Task objective: Filter these entries so that only lines with the word "count" remain.

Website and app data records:
'''

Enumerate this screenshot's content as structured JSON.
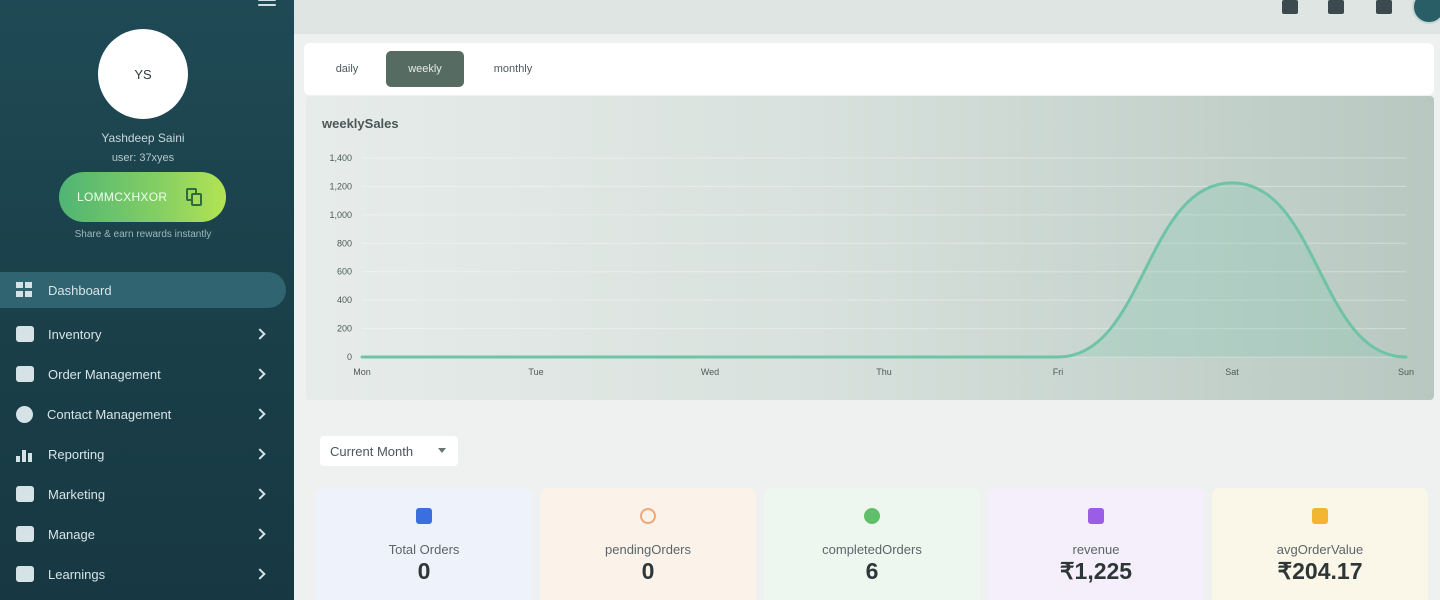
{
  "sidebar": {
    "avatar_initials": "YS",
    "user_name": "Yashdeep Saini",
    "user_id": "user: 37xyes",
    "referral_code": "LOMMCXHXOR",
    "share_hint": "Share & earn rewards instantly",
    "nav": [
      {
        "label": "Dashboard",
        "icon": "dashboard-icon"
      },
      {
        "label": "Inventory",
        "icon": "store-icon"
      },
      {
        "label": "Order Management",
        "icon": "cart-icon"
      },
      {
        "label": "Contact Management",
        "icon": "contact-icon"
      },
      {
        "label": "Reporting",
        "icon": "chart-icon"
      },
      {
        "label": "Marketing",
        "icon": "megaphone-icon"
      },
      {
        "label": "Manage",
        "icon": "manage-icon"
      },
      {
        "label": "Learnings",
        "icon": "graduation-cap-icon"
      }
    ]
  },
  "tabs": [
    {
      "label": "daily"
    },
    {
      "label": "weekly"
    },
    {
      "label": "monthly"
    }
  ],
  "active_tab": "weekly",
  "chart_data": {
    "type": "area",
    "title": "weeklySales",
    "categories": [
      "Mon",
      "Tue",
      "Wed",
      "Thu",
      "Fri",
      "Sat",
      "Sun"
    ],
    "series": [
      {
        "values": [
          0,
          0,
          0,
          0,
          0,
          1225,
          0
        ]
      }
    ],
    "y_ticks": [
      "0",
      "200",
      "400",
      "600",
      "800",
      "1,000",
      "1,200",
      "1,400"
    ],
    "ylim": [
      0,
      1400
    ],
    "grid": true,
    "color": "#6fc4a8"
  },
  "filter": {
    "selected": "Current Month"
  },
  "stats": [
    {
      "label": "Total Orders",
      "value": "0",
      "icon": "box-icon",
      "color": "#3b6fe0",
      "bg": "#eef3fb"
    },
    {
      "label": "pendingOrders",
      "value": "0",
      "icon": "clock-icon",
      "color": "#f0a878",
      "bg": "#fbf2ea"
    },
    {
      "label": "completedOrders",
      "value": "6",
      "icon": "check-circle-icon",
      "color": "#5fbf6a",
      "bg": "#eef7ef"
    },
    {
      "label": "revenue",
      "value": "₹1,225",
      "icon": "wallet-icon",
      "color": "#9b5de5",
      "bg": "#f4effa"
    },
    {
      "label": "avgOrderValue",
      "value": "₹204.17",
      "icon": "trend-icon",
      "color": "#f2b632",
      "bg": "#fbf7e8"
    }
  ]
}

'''
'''

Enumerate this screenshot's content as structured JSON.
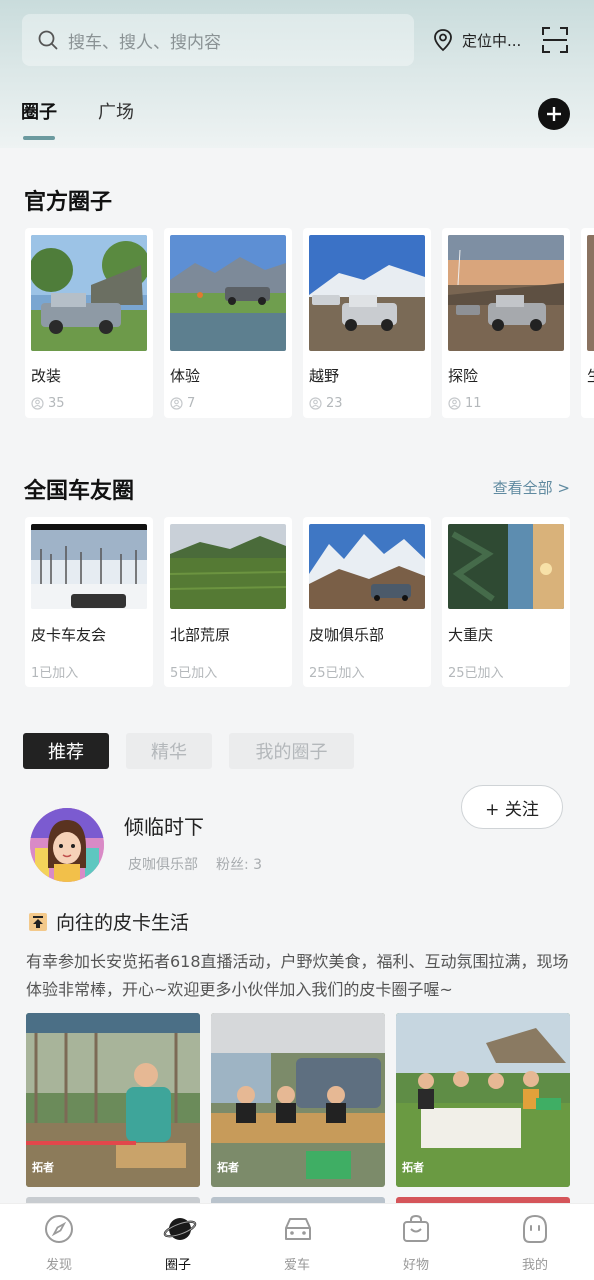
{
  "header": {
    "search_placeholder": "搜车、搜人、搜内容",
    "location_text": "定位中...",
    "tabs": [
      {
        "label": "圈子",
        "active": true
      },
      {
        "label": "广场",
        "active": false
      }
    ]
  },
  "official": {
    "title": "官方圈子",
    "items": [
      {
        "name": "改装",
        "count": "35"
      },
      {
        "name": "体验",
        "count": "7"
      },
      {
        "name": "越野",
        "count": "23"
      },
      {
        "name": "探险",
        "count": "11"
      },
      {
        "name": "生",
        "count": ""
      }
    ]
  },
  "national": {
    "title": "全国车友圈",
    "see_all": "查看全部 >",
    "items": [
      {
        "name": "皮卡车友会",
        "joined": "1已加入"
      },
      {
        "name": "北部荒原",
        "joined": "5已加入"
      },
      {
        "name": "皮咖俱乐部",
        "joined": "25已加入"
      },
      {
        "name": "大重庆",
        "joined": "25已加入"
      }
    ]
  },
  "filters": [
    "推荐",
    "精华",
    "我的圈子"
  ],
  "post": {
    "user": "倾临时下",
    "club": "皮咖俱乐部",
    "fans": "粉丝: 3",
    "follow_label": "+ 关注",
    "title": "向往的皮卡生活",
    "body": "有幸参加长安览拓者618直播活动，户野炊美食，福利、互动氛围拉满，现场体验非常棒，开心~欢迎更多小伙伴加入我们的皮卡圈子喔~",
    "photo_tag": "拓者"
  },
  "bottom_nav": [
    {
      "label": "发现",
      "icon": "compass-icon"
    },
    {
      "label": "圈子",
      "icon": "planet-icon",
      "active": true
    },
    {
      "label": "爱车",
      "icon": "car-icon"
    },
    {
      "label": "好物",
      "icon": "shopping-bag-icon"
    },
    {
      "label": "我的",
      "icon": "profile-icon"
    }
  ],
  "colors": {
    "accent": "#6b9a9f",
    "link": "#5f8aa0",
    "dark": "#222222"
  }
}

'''

The completed task:
        "count": "35"
        "count": "7"
        "count": "23"
        "count": "11"
        "count": ""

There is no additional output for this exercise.